Records follow. Pull out every line that contains "attribution".

########################################

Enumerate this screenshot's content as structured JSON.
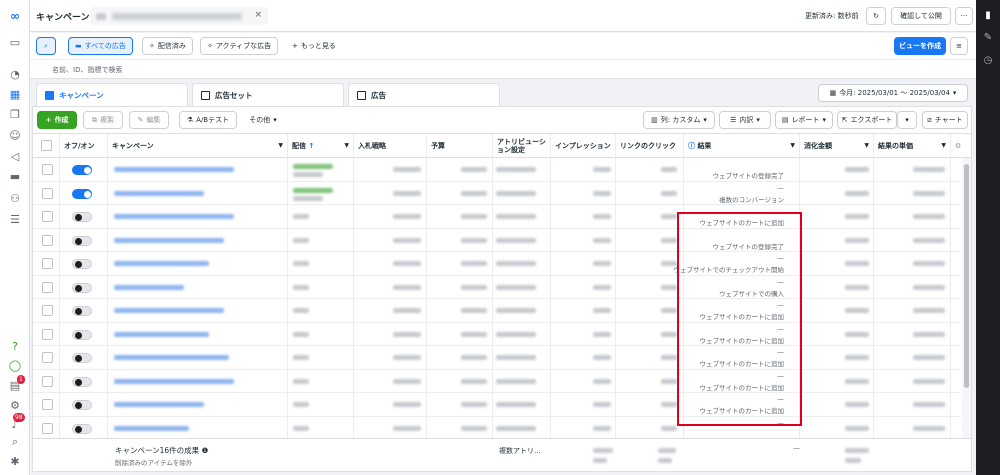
{
  "topbar": {
    "title": "キャンペーン",
    "updated": "更新済み: 数秒前",
    "review_button": "確認して公開",
    "more_button": "···"
  },
  "filters": {
    "all_ads": "すべての広告",
    "delivered": "配信済み",
    "active_ads": "アクティブな広告",
    "more": "もっと見る",
    "view_create": "ビューを作成",
    "search_placeholder": "名前、ID、指標で検索"
  },
  "tabs": {
    "campaigns": "キャンペーン",
    "adsets": "広告セット",
    "ads": "広告",
    "date_range": "今月: 2025/03/01 〜 2025/03/04"
  },
  "actions": {
    "create": "作成",
    "duplicate": "複製",
    "edit": "編集",
    "ab_test": "A/Bテスト",
    "more": "その他",
    "columns": "列: カスタム",
    "breakdown": "内訳",
    "reports": "レポート",
    "export": "エクスポート",
    "chart": "チャート"
  },
  "columns": {
    "onoff": "オフ/オン",
    "campaign": "キャンペーン",
    "delivery": "配信",
    "bid": "入札戦略",
    "budget": "予算",
    "attribution": "アトリビューション設定",
    "impressions": "インプレッション",
    "link_clicks": "リンクのクリック",
    "results": "結果",
    "spent": "消化金額",
    "cost_per_result": "結果の単価"
  },
  "rows": [
    {
      "on": true,
      "dash": "",
      "result_label": "ウェブサイトの登録完了"
    },
    {
      "on": true,
      "dash": "—",
      "result_label": "複数のコンバージョン"
    },
    {
      "on": false,
      "dash": "",
      "result_label": "ウェブサイトのカートに追加"
    },
    {
      "on": false,
      "dash": "",
      "result_label": "ウェブサイトの登録完了"
    },
    {
      "on": false,
      "dash": "—",
      "result_label": "ウェブサイトでのチェックアウト開始"
    },
    {
      "on": false,
      "dash": "—",
      "result_label": "ウェブサイトでの購入"
    },
    {
      "on": false,
      "dash": "—",
      "result_label": "ウェブサイトのカートに追加"
    },
    {
      "on": false,
      "dash": "—",
      "result_label": "ウェブサイトのカートに追加"
    },
    {
      "on": false,
      "dash": "—",
      "result_label": "ウェブサイトのカートに追加"
    },
    {
      "on": false,
      "dash": "—",
      "result_label": "ウェブサイトのカートに追加"
    },
    {
      "on": false,
      "dash": "—",
      "result_label": "ウェブサイトのカートに追加"
    },
    {
      "on": false,
      "dash": "—",
      "result_label": ""
    }
  ],
  "footer": {
    "summary": "キャンペーン16件の成果",
    "note": "削除済みのアイテムを除外",
    "attribution": "複数アトリ...",
    "results": "—"
  },
  "badges": {
    "notifications": "98",
    "alerts": "1"
  }
}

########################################

> _WRITTEN REPLY_
    "attribution": "アトリビューション設定",
    "attribution": "複数アトリ...",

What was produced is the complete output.